→ Material shown:
┌──

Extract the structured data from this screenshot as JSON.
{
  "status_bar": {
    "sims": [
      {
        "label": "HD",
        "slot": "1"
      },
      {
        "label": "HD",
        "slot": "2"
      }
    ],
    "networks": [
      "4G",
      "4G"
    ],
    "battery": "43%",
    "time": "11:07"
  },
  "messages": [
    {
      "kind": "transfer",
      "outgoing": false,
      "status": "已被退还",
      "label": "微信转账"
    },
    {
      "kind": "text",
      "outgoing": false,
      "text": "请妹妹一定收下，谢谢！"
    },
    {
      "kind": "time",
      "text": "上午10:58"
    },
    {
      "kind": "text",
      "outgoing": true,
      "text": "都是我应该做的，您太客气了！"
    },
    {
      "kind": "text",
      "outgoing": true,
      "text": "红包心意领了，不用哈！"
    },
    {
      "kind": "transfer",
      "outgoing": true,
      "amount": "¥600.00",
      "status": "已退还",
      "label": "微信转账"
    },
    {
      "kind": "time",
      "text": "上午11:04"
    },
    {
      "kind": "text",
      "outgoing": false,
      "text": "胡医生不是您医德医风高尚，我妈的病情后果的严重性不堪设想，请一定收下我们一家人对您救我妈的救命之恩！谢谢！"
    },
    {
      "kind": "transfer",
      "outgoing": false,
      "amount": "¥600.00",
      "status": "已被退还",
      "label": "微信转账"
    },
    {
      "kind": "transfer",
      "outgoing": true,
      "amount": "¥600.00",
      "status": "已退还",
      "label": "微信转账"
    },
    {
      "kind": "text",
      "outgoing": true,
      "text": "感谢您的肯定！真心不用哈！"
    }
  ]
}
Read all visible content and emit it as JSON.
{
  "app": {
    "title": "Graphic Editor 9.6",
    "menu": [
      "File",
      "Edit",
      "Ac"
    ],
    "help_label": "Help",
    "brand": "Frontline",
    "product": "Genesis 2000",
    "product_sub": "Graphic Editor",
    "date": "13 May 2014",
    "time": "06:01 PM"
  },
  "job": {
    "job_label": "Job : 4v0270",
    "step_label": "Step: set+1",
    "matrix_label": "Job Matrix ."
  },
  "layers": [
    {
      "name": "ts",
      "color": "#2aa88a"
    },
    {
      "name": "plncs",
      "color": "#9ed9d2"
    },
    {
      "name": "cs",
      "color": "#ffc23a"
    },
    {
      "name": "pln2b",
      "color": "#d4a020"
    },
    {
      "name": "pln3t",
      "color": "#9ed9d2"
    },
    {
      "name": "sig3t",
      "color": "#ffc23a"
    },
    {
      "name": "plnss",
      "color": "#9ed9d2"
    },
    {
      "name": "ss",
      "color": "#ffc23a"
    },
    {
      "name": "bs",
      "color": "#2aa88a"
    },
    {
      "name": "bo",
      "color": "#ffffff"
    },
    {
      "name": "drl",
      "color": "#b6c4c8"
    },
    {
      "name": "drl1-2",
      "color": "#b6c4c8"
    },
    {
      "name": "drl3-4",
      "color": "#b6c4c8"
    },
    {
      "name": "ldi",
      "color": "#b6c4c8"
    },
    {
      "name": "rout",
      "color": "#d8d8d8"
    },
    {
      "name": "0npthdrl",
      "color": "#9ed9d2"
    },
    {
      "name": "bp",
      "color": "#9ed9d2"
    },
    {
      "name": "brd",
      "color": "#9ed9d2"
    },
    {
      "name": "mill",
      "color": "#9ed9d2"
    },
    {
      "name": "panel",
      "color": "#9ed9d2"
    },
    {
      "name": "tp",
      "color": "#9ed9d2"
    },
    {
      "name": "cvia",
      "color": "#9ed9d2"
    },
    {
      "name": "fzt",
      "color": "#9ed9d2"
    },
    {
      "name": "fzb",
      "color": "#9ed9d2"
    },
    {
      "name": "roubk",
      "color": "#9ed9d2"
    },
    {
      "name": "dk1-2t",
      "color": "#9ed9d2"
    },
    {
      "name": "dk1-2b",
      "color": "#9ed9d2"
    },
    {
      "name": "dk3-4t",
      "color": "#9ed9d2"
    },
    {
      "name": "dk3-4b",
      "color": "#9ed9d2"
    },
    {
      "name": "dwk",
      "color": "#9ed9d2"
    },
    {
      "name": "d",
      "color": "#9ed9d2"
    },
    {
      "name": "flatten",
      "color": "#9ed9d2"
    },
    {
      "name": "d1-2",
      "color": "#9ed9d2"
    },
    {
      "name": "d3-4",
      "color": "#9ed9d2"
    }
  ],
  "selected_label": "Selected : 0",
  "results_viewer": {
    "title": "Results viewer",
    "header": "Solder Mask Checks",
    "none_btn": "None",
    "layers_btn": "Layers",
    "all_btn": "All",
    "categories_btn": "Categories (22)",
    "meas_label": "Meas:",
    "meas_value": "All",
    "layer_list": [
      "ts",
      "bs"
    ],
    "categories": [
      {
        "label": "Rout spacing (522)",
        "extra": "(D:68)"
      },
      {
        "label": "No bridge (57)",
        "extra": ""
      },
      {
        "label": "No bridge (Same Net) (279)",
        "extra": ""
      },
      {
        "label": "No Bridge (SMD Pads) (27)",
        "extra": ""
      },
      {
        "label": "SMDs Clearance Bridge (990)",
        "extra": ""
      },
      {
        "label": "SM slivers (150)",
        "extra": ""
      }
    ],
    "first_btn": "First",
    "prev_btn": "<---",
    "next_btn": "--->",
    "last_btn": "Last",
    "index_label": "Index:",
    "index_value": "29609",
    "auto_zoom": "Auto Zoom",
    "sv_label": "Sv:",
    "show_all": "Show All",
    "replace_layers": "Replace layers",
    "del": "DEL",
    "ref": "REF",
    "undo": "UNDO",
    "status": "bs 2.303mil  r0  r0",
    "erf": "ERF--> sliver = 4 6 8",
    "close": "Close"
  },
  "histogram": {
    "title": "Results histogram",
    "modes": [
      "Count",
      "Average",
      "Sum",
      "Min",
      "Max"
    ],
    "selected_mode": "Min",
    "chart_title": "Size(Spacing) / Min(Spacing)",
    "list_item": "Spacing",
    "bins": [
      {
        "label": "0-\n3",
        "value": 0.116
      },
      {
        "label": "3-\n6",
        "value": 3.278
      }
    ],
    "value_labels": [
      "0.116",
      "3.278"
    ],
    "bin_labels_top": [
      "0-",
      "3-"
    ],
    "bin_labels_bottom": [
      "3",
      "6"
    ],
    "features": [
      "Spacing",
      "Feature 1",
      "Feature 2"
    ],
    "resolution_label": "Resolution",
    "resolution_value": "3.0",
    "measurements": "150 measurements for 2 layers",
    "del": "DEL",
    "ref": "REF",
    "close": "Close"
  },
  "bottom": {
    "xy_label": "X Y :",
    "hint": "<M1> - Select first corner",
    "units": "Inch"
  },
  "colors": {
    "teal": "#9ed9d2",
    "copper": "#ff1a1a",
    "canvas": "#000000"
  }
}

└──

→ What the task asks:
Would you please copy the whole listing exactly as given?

→ Solution for this exercise:
Extract the structured data from this screenshot as JSON.
{
  "status_bar": {
    "sims": [
      {
        "label": "HD",
        "slot": "1"
      },
      {
        "label": "HD",
        "slot": "2"
      }
    ],
    "networks": [
      "4G",
      "4G"
    ],
    "battery": "43%",
    "time": "11:07"
  },
  "messages": [
    {
      "kind": "transfer",
      "outgoing": false,
      "status": "已被退还",
      "label": "微信转账"
    },
    {
      "kind": "text",
      "outgoing": false,
      "text": "请妹妹一定收下，谢谢！"
    },
    {
      "kind": "time",
      "text": "上午10:58"
    },
    {
      "kind": "text",
      "outgoing": true,
      "text": "都是我应该做的，您太客气了！"
    },
    {
      "kind": "text",
      "outgoing": true,
      "text": "红包心意领了，不用哈！"
    },
    {
      "kind": "transfer",
      "outgoing": true,
      "amount": "¥600.00",
      "status": "已退还",
      "label": "微信转账"
    },
    {
      "kind": "time",
      "text": "上午11:04"
    },
    {
      "kind": "text",
      "outgoing": false,
      "text": "胡医生不是您医德医风高尚，我妈的病情后果的严重性不堪设想，请一定收下我们一家人对您救我妈的救命之恩！谢谢！"
    },
    {
      "kind": "transfer",
      "outgoing": false,
      "amount": "¥600.00",
      "status": "已被退还",
      "label": "微信转账"
    },
    {
      "kind": "transfer",
      "outgoing": true,
      "amount": "¥600.00",
      "status": "已退还",
      "label": "微信转账"
    },
    {
      "kind": "text",
      "outgoing": true,
      "text": "感谢您的肯定！真心不用哈！"
    }
  ]
}
Read all visible content and emit it as JSON.
{
  "app": {
    "title": "Graphic Editor 9.6",
    "menu": [
      "File",
      "Edit",
      "Ac"
    ],
    "help_label": "Help",
    "brand": "Frontline",
    "product": "Genesis 2000",
    "product_sub": "Graphic Editor",
    "date": "13 May 2014",
    "time": "06:01 PM"
  },
  "job": {
    "job_label": "Job : 4v0270",
    "step_label": "Step: set+1",
    "matrix_label": "Job Matrix ."
  },
  "layers": [
    {
      "name": "ts",
      "color": "#2aa88a"
    },
    {
      "name": "plncs",
      "color": "#9ed9d2"
    },
    {
      "name": "cs",
      "color": "#ffc23a"
    },
    {
      "name": "pln2b",
      "color": "#d4a020"
    },
    {
      "name": "pln3t",
      "color": "#9ed9d2"
    },
    {
      "name": "sig3t",
      "color": "#ffc23a"
    },
    {
      "name": "plnss",
      "color": "#9ed9d2"
    },
    {
      "name": "ss",
      "color": "#ffc23a"
    },
    {
      "name": "bs",
      "color": "#2aa88a"
    },
    {
      "name": "bo",
      "color": "#ffffff"
    },
    {
      "name": "drl",
      "color": "#b6c4c8"
    },
    {
      "name": "drl1-2",
      "color": "#b6c4c8"
    },
    {
      "name": "drl3-4",
      "color": "#b6c4c8"
    },
    {
      "name": "ldi",
      "color": "#b6c4c8"
    },
    {
      "name": "rout",
      "color": "#d8d8d8"
    },
    {
      "name": "0npthdrl",
      "color": "#9ed9d2"
    },
    {
      "name": "bp",
      "color": "#9ed9d2"
    },
    {
      "name": "brd",
      "color": "#9ed9d2"
    },
    {
      "name": "mill",
      "color": "#9ed9d2"
    },
    {
      "name": "panel",
      "color": "#9ed9d2"
    },
    {
      "name": "tp",
      "color": "#9ed9d2"
    },
    {
      "name": "cvia",
      "color": "#9ed9d2"
    },
    {
      "name": "fzt",
      "color": "#9ed9d2"
    },
    {
      "name": "fzb",
      "color": "#9ed9d2"
    },
    {
      "name": "roubk",
      "color": "#9ed9d2"
    },
    {
      "name": "dk1-2t",
      "color": "#9ed9d2"
    },
    {
      "name": "dk1-2b",
      "color": "#9ed9d2"
    },
    {
      "name": "dk3-4t",
      "color": "#9ed9d2"
    },
    {
      "name": "dk3-4b",
      "color": "#9ed9d2"
    },
    {
      "name": "dwk",
      "color": "#9ed9d2"
    },
    {
      "name": "d",
      "color": "#9ed9d2"
    },
    {
      "name": "flatten",
      "color": "#9ed9d2"
    },
    {
      "name": "d1-2",
      "color": "#9ed9d2"
    },
    {
      "name": "d3-4",
      "color": "#9ed9d2"
    }
  ],
  "selected_label": "Selected : 0",
  "results_viewer": {
    "title": "Results viewer",
    "header": "Solder Mask Checks",
    "none_btn": "None",
    "layers_btn": "Layers",
    "all_btn": "All",
    "categories_btn": "Categories (22)",
    "meas_label": "Meas:",
    "meas_value": "All",
    "layer_list": [
      "ts",
      "bs"
    ],
    "categories": [
      {
        "label": "Rout spacing (522)",
        "extra": "(D:68)"
      },
      {
        "label": "No bridge (57)",
        "extra": ""
      },
      {
        "label": "No bridge (Same Net) (279)",
        "extra": ""
      },
      {
        "label": "No Bridge (SMD Pads) (27)",
        "extra": ""
      },
      {
        "label": "SMDs Clearance Bridge (990)",
        "extra": ""
      },
      {
        "label": "SM slivers (150)",
        "extra": ""
      }
    ],
    "first_btn": "First",
    "prev_btn": "<---",
    "next_btn": "--->",
    "last_btn": "Last",
    "index_label": "Index:",
    "index_value": "29609",
    "auto_zoom": "Auto Zoom",
    "sv_label": "Sv:",
    "show_all": "Show All",
    "replace_layers": "Replace layers",
    "del": "DEL",
    "ref": "REF",
    "undo": "UNDO",
    "status": "bs 2.303mil  r0  r0",
    "erf": "ERF--> sliver = 4 6 8",
    "close": "Close"
  },
  "histogram": {
    "title": "Results histogram",
    "modes": [
      "Count",
      "Average",
      "Sum",
      "Min",
      "Max"
    ],
    "selected_mode": "Min",
    "chart_title": "Size(Spacing) / Min(Spacing)",
    "list_item": "Spacing",
    "bins": [
      {
        "label": "0-\n3",
        "value": 0.116
      },
      {
        "label": "3-\n6",
        "value": 3.278
      }
    ],
    "value_labels": [
      "0.116",
      "3.278"
    ],
    "bin_labels_top": [
      "0-",
      "3-"
    ],
    "bin_labels_bottom": [
      "3",
      "6"
    ],
    "features": [
      "Spacing",
      "Feature 1",
      "Feature 2"
    ],
    "resolution_label": "Resolution",
    "resolution_value": "3.0",
    "measurements": "150 measurements for 2 layers",
    "del": "DEL",
    "ref": "REF",
    "close": "Close"
  },
  "bottom": {
    "xy_label": "X Y :",
    "hint": "<M1> - Select first corner",
    "units": "Inch"
  },
  "colors": {
    "teal": "#9ed9d2",
    "copper": "#ff1a1a",
    "canvas": "#000000"
  }
}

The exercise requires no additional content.